◆ **What you will do**
Write out the whole listing exactly.

◆ **Extracted entries**
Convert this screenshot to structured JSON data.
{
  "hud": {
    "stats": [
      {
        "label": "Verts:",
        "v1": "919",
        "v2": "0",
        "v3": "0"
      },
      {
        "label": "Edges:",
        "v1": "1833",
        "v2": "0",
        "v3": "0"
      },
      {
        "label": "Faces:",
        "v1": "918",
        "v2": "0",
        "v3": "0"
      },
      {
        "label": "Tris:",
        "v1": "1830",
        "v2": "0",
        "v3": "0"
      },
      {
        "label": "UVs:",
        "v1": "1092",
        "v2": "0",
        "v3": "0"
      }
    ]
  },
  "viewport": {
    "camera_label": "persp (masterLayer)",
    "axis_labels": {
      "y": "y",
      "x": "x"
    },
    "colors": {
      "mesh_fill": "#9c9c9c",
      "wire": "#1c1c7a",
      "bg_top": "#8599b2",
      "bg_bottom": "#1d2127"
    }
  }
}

◆ **Result below**
Convert this screenshot to structured JSON data.
{
  "hud": {
    "stats": [
      {
        "label": "Verts:",
        "v1": "919",
        "v2": "0",
        "v3": "0"
      },
      {
        "label": "Edges:",
        "v1": "1833",
        "v2": "0",
        "v3": "0"
      },
      {
        "label": "Faces:",
        "v1": "918",
        "v2": "0",
        "v3": "0"
      },
      {
        "label": "Tris:",
        "v1": "1830",
        "v2": "0",
        "v3": "0"
      },
      {
        "label": "UVs:",
        "v1": "1092",
        "v2": "0",
        "v3": "0"
      }
    ]
  },
  "viewport": {
    "camera_label": "persp (masterLayer)",
    "axis_labels": {
      "y": "y",
      "x": "x"
    },
    "colors": {
      "mesh_fill": "#9c9c9c",
      "wire": "#1c1c7a",
      "bg_top": "#8599b2",
      "bg_bottom": "#1d2127"
    }
  }
}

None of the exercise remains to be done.